Medicare is not forgiving. If you don't act during your initial enrollment period you could find yourself without health insurance for a significant length of time. Should you miss your six-month window, you'll have to wait until the following enrollment period (Jan. 1 through March 31 of the following year) to sign up for Medicare Part B. (Remember, Part A is usually automatic.) Coverage would then begin the following July.
Not only does this mean you could go months with no basic medical coverage, but you'll also pay more for your plan once you enroll. The government will penalize you an additional 10% on top of your policy for every year you're eligible for Part B Medicare that you don't sign up. "That can be a huge financial burden," says the Kaiser Family's Neuman.

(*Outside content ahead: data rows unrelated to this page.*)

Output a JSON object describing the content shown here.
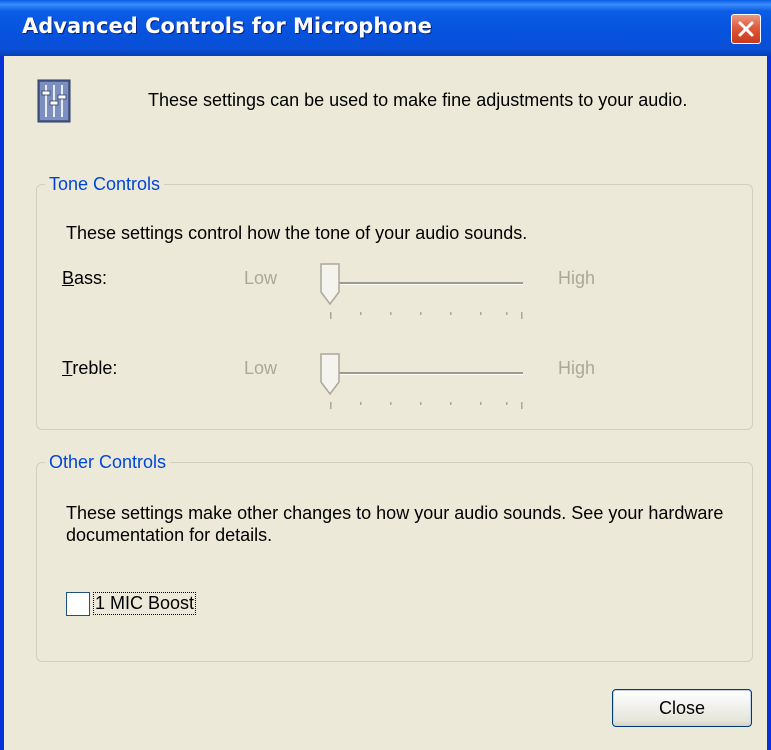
{
  "window": {
    "title": "Advanced Controls for Microphone"
  },
  "header": {
    "description": "These settings can be used to make fine adjustments to your audio."
  },
  "tone_controls": {
    "legend": "Tone Controls",
    "description": "These settings control how the tone of your audio sounds.",
    "bass": {
      "label_accel": "B",
      "label_rest": "ass:",
      "low_label": "Low",
      "high_label": "High",
      "level": 0,
      "enabled": false
    },
    "treble": {
      "label_accel": "T",
      "label_rest": "reble:",
      "low_label": "Low",
      "high_label": "High",
      "level": 0,
      "enabled": false
    }
  },
  "other_controls": {
    "legend": "Other Controls",
    "description": "These settings make other changes to how your audio sounds.  See your hardware documentation for details.",
    "mic_boost": {
      "label": "1  MIC Boost",
      "checked": false
    }
  },
  "buttons": {
    "close_label": "Close"
  },
  "colors": {
    "titlebar": "#0A5EE8",
    "legend_text": "#0046D5",
    "disabled_text": "#ACA899",
    "face": "#ECE9D8"
  },
  "icons": {
    "title_close": "close-icon",
    "header": "mixer-settings-icon"
  }
}
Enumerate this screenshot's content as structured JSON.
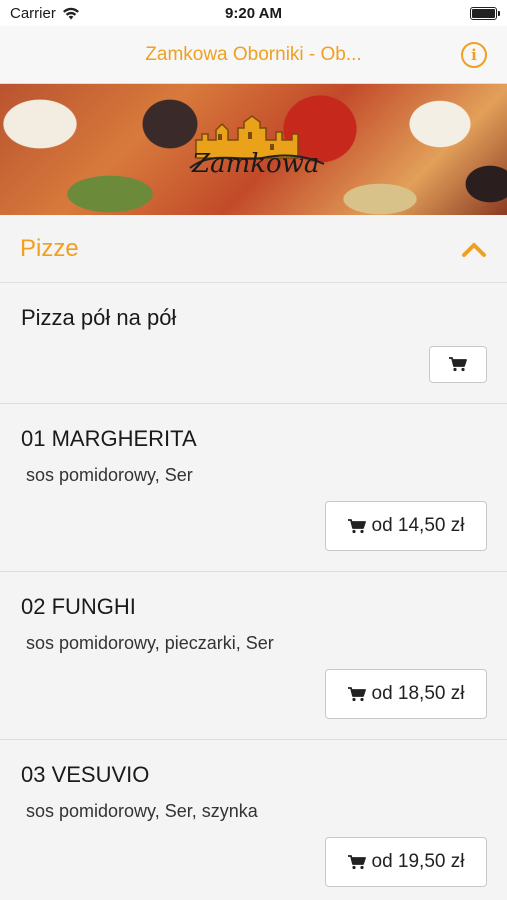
{
  "status_bar": {
    "carrier": "Carrier",
    "time": "9:20 AM"
  },
  "nav": {
    "title": "Zamkowa Oborniki - Ob...",
    "info_icon": "info-icon"
  },
  "banner": {
    "logo_text": "Zamkowa"
  },
  "section": {
    "title": "Pizze",
    "expanded": true
  },
  "items": [
    {
      "name": "Pizza pół na pół",
      "description": "",
      "price_label": ""
    },
    {
      "name": "01 MARGHERITA",
      "description": "sos pomidorowy, Ser",
      "price_label": "od 14,50 zł"
    },
    {
      "name": "02 FUNGHI",
      "description": "sos pomidorowy, pieczarki, Ser",
      "price_label": "od 18,50 zł"
    },
    {
      "name": "03 VESUVIO",
      "description": "sos pomidorowy, Ser, szynka",
      "price_label": "od 19,50 zł"
    }
  ],
  "colors": {
    "accent": "#f0a020",
    "background": "#f4f4f4"
  }
}
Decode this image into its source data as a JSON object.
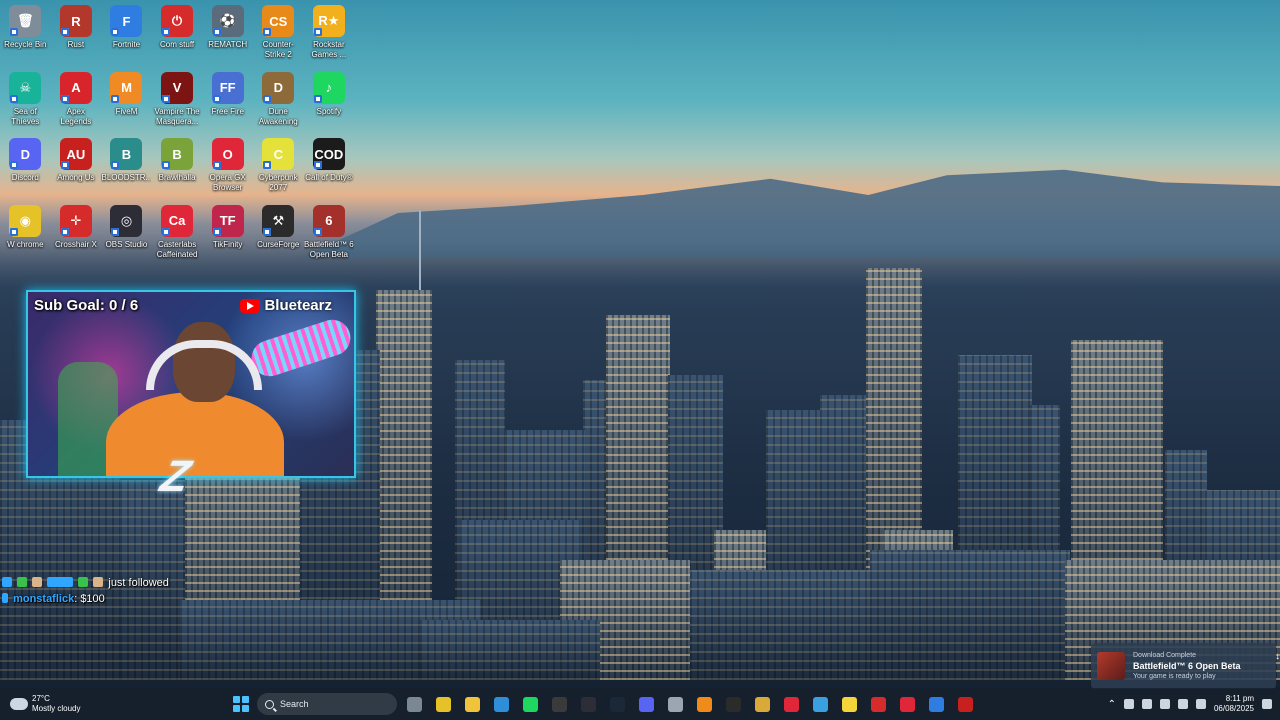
{
  "desktop_icons": [
    {
      "label": "Recycle Bin",
      "color": "#7f8c99",
      "glyph": "🗑"
    },
    {
      "label": "Rust",
      "color": "#b3382c",
      "glyph": "R"
    },
    {
      "label": "Fortnite",
      "color": "#2f7de1",
      "glyph": "F"
    },
    {
      "label": "Com stuff",
      "color": "#d62b2b",
      "glyph": "⏻"
    },
    {
      "label": "REMATCH",
      "color": "#5a6b7c",
      "glyph": "⚽"
    },
    {
      "label": "Counter-Strike 2",
      "color": "#e88a1a",
      "glyph": "CS"
    },
    {
      "label": "Rockstar Games ...",
      "color": "#f2b01e",
      "glyph": "R★"
    },
    {
      "label": "Sea of Thieves",
      "color": "#19b39a",
      "glyph": "☠"
    },
    {
      "label": "Apex Legends",
      "color": "#d8252b",
      "glyph": "A"
    },
    {
      "label": "FiveM",
      "color": "#f08a24",
      "glyph": "M"
    },
    {
      "label": "Vampire The Masquera...",
      "color": "#7d1414",
      "glyph": "V"
    },
    {
      "label": "Free Fire",
      "color": "#4a6fd3",
      "glyph": "FF"
    },
    {
      "label": "Dune Awakening",
      "color": "#8c6a3a",
      "glyph": "D"
    },
    {
      "label": "Spotify",
      "color": "#1ed760",
      "glyph": "♪"
    },
    {
      "label": "Discord",
      "color": "#5865f2",
      "glyph": "D"
    },
    {
      "label": "Among Us",
      "color": "#c8201f",
      "glyph": "AU"
    },
    {
      "label": "BLOODSTR...",
      "color": "#2b8c8c",
      "glyph": "B"
    },
    {
      "label": "Brawlhalla",
      "color": "#7aa33a",
      "glyph": "B"
    },
    {
      "label": "Opera GX Browser",
      "color": "#e0273a",
      "glyph": "O"
    },
    {
      "label": "Cyberpunk 2077",
      "color": "#e4e13a",
      "glyph": "C"
    },
    {
      "label": "Call of Duty®",
      "color": "#1b1b1b",
      "glyph": "COD"
    },
    {
      "label": "W chrome",
      "color": "#e6c229",
      "glyph": "◉"
    },
    {
      "label": "Crosshair X",
      "color": "#d62b2b",
      "glyph": "✛"
    },
    {
      "label": "OBS Studio",
      "color": "#2d2d38",
      "glyph": "◎"
    },
    {
      "label": "Casterlabs Caffeinated",
      "color": "#e0273a",
      "glyph": "Ca"
    },
    {
      "label": "TikFinity",
      "color": "#c0254b",
      "glyph": "TF"
    },
    {
      "label": "CurseForge",
      "color": "#2b2b2b",
      "glyph": "⚒"
    },
    {
      "label": "Battlefield™ 6 Open Beta",
      "color": "#a3302a",
      "glyph": "6"
    }
  ],
  "webcam": {
    "sub_goal": "Sub Goal: 0 / 6",
    "channel_name": "Bluetearz"
  },
  "chat": {
    "line1_text": "just followed",
    "line2_user": "monstaflick",
    "line2_amount": ": $100"
  },
  "toast": {
    "header": "Download Complete",
    "title": "Battlefield™ 6 Open Beta",
    "subtitle": "Your game is ready to play"
  },
  "taskbar": {
    "weather_temp": "27°C",
    "weather_desc": "Mostly cloudy",
    "search_label": "Search",
    "time": "8:11 pm",
    "date": "06/08/2025",
    "apps": [
      {
        "name": "taskbar-app-explorer-view",
        "color": "#7a8896"
      },
      {
        "name": "taskbar-app-chrome",
        "color": "#e6c229"
      },
      {
        "name": "taskbar-app-file-explorer",
        "color": "#f0c33c"
      },
      {
        "name": "taskbar-app-vscode",
        "color": "#2f8ed8"
      },
      {
        "name": "taskbar-app-spotify",
        "color": "#1ed760"
      },
      {
        "name": "taskbar-app-epic",
        "color": "#3a3a3a"
      },
      {
        "name": "taskbar-app-obs",
        "color": "#2d2d38"
      },
      {
        "name": "taskbar-app-steam",
        "color": "#1b2838"
      },
      {
        "name": "taskbar-app-discord",
        "color": "#5865f2"
      },
      {
        "name": "taskbar-app-tool",
        "color": "#9aa6b3"
      },
      {
        "name": "taskbar-app-vlc",
        "color": "#f08a1a"
      },
      {
        "name": "taskbar-app-curseforge",
        "color": "#2b2b2b"
      },
      {
        "name": "taskbar-app-gold",
        "color": "#d9a93a"
      },
      {
        "name": "taskbar-app-opera-gx",
        "color": "#e0273a"
      },
      {
        "name": "taskbar-app-photos",
        "color": "#3aa0e0"
      },
      {
        "name": "taskbar-app-sticky-notes",
        "color": "#f5d63a"
      },
      {
        "name": "taskbar-app-opera",
        "color": "#d62b2b"
      },
      {
        "name": "taskbar-app-casterlabs",
        "color": "#e0273a"
      },
      {
        "name": "taskbar-app-fortnite",
        "color": "#2f7de1"
      },
      {
        "name": "taskbar-app-red",
        "color": "#c8201f"
      }
    ]
  }
}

More important, insurance companies that sell supplemental insurance are under no obligation to sell you a plan with prescription-drug benefits once you miss your initial open-enrollment period. You'd then be subject to medical tests to see if you're healthy enough to qualify for their plans. Needless to say, if you aren't in good health, this could be financially devastating.
Bottom line? Pay attention to deadlines here. Your health and your wallet are at stake.
Still have questions? For basic information, check out the CMS's Web site. Nonprofit organizations such as the Kaiser Family Foundation and AARP are also good resources for Medicare info. For individual help, visit your local State Health Insurance Program office for counseling and assistance with questions. You could also call the Medicare hotline at 800-Medicare.